* [Required work]: For the records below, tally the lines that contain "screenshot" and give only that number.

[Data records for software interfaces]
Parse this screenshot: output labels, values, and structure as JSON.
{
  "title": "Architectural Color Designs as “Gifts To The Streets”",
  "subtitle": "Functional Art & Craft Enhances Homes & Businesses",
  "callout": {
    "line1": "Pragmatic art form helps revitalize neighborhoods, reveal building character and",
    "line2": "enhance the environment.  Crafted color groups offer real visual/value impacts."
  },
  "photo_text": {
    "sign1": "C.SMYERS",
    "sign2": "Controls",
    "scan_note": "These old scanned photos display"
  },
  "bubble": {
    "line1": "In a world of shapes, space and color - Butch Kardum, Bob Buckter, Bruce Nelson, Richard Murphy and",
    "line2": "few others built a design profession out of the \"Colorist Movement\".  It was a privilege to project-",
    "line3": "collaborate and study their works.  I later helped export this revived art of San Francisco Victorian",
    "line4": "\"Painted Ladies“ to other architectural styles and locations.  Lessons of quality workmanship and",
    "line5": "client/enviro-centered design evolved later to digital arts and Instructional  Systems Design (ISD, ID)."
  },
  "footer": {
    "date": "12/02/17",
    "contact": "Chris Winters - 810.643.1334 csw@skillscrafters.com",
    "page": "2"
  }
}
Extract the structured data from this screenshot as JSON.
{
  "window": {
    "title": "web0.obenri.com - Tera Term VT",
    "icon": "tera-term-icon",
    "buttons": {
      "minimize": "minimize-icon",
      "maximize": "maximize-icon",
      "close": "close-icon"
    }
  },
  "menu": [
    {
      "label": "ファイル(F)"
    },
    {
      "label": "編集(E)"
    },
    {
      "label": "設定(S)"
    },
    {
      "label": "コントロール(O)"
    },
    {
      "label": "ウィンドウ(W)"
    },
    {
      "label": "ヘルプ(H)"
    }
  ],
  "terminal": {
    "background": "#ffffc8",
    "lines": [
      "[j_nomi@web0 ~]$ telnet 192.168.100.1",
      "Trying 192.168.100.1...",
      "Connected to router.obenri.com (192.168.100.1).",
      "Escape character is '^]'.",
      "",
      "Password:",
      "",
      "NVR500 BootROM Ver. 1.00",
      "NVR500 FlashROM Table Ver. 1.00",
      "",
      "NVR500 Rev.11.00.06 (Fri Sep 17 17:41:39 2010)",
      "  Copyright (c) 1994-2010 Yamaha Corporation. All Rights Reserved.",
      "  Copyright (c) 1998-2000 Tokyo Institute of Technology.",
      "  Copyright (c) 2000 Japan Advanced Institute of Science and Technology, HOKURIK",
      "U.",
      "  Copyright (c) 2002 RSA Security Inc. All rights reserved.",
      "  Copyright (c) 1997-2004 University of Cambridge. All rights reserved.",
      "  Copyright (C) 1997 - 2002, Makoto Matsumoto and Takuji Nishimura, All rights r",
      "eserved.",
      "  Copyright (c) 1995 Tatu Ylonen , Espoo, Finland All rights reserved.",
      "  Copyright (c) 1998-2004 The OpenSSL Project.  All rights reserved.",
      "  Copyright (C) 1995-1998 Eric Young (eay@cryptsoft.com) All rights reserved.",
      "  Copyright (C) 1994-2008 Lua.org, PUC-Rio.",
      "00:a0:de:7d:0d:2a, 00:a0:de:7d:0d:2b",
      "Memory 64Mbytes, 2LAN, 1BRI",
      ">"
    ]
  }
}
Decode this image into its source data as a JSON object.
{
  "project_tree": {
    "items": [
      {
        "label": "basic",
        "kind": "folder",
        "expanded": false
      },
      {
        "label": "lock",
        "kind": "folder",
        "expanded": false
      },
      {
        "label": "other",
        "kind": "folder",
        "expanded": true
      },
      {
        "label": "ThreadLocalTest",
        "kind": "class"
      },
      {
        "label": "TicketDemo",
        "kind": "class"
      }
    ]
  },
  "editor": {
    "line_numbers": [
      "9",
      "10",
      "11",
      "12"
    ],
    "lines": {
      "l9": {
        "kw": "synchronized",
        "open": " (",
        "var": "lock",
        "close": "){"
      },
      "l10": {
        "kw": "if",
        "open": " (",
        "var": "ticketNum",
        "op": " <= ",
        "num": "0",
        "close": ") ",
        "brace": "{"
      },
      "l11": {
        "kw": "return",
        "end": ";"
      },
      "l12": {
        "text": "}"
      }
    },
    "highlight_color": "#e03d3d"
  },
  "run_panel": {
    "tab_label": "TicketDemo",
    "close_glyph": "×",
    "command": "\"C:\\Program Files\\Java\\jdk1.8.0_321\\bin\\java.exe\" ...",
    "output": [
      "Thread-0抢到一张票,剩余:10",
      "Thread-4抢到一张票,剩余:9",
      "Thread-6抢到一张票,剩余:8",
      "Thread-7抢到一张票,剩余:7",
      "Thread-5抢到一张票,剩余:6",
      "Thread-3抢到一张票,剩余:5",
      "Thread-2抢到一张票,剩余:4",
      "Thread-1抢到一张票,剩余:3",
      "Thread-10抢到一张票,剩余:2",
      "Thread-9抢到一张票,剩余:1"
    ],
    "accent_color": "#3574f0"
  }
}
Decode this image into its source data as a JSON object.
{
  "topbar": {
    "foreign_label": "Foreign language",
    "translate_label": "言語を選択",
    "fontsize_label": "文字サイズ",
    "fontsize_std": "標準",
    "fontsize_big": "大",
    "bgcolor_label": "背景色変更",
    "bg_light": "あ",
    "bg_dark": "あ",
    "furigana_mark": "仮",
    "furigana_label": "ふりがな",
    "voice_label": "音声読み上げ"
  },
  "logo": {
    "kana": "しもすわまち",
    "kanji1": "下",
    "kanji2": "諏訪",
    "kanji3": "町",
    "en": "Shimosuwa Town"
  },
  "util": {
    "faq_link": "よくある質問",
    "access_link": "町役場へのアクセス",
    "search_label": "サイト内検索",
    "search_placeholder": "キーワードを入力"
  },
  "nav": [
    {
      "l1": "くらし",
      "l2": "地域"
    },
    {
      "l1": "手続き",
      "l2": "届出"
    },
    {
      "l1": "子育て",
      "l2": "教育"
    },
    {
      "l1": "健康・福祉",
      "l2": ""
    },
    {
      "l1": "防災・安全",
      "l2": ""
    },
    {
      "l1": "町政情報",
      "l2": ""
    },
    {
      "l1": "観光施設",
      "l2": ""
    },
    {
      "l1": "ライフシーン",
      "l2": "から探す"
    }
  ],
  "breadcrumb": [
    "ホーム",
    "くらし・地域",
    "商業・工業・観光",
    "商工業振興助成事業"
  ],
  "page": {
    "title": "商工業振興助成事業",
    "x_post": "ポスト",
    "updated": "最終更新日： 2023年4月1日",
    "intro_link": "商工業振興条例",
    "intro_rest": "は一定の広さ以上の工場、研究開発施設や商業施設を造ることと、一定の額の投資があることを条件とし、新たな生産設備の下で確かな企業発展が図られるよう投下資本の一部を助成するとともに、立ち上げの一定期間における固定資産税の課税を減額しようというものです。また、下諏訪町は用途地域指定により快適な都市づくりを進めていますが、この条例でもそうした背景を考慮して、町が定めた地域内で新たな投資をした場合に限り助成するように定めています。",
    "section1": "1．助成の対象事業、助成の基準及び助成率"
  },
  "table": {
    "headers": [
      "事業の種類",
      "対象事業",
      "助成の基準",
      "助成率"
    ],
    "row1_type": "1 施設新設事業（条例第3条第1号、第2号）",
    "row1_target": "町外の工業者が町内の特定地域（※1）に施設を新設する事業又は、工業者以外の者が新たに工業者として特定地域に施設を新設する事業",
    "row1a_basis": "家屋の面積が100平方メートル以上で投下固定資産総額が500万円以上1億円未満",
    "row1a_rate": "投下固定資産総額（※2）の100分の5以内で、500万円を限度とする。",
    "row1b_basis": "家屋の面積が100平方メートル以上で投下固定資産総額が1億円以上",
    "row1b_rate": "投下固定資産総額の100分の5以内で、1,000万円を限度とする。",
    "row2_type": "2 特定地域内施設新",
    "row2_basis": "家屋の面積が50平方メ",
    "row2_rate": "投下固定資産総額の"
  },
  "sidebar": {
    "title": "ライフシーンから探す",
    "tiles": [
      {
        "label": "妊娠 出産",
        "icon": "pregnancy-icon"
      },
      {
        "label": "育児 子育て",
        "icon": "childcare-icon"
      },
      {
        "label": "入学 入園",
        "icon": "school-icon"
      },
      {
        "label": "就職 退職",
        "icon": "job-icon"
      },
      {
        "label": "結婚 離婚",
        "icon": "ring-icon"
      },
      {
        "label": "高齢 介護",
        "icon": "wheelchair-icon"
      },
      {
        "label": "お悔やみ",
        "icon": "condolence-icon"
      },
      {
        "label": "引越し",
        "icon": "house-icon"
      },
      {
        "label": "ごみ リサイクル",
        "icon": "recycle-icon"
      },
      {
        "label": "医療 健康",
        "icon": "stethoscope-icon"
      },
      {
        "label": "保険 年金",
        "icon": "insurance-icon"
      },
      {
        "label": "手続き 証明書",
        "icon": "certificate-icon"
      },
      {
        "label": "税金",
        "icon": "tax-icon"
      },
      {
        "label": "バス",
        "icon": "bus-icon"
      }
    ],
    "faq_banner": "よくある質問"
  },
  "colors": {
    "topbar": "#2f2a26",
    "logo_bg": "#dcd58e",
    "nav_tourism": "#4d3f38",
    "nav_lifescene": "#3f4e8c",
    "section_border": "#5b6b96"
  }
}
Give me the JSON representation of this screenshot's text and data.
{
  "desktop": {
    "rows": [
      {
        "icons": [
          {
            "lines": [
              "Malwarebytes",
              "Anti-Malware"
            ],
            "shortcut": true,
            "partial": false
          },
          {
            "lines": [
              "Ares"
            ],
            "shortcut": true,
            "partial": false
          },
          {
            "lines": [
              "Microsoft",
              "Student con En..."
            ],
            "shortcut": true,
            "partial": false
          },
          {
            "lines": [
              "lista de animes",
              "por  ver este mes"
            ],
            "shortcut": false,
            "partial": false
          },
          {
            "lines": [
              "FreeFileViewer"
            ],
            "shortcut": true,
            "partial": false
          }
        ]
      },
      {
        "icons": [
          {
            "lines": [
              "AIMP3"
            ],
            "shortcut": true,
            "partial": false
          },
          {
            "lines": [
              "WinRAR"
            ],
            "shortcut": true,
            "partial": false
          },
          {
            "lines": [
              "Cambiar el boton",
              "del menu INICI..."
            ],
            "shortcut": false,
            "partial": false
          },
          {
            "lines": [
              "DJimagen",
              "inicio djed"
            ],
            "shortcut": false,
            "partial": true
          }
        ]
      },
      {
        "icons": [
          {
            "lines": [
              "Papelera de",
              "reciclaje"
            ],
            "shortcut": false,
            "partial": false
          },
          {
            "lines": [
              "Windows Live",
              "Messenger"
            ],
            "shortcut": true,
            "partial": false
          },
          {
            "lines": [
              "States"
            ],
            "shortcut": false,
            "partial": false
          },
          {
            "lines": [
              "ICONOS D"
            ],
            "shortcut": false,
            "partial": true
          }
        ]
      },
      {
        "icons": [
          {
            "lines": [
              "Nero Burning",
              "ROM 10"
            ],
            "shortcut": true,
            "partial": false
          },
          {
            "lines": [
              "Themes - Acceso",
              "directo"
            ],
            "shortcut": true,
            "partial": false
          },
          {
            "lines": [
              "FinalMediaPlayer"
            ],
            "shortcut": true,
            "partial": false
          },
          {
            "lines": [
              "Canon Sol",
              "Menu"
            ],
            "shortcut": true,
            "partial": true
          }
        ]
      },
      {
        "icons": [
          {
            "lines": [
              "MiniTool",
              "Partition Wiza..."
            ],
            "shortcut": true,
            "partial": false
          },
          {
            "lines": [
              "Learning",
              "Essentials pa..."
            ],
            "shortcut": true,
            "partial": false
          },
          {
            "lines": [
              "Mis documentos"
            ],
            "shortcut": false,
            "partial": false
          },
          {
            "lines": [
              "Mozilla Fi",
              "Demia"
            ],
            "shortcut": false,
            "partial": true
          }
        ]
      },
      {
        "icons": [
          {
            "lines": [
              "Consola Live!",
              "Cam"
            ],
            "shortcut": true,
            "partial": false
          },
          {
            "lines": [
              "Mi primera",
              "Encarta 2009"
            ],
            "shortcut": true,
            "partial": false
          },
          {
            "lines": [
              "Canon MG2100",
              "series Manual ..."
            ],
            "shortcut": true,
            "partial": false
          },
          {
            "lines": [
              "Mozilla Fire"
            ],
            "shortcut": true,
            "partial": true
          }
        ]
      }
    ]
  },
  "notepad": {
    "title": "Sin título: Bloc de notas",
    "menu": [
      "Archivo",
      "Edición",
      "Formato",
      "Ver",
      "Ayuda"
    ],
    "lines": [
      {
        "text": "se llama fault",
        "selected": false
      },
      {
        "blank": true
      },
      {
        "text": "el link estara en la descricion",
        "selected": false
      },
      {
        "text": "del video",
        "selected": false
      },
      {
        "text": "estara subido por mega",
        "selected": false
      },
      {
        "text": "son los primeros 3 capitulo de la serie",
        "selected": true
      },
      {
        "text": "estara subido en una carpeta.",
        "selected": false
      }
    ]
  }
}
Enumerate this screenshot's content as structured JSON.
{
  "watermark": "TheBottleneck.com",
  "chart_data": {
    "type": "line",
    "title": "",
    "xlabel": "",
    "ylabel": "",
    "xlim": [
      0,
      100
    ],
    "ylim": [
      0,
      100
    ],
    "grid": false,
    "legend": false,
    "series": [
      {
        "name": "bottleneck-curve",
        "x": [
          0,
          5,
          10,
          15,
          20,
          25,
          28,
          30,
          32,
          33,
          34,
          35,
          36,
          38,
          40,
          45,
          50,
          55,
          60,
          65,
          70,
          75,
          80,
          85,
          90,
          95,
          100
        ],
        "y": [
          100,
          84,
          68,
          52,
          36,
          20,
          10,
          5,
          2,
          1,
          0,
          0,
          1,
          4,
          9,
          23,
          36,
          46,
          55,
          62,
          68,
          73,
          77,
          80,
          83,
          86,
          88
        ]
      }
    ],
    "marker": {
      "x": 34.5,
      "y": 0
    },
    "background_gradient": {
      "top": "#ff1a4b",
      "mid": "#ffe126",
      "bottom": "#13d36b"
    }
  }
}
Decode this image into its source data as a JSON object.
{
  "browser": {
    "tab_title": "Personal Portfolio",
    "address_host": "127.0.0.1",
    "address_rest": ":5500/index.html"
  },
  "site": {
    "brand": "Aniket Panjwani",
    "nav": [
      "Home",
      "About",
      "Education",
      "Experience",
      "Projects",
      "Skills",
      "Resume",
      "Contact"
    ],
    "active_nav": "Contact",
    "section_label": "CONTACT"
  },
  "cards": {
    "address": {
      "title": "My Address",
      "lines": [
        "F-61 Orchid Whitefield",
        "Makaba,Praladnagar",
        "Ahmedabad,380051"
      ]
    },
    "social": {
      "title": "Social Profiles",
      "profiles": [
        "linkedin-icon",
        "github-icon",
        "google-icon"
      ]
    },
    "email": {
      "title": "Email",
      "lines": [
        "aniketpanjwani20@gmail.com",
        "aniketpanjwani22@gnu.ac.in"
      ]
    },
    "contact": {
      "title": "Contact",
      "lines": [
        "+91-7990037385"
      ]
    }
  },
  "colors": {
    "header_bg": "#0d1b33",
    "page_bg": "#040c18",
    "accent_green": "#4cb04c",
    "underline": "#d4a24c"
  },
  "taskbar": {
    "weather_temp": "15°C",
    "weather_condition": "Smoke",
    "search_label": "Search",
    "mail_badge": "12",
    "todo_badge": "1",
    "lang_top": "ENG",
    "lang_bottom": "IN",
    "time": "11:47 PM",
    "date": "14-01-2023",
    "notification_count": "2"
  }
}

* [Answer for the task]: 4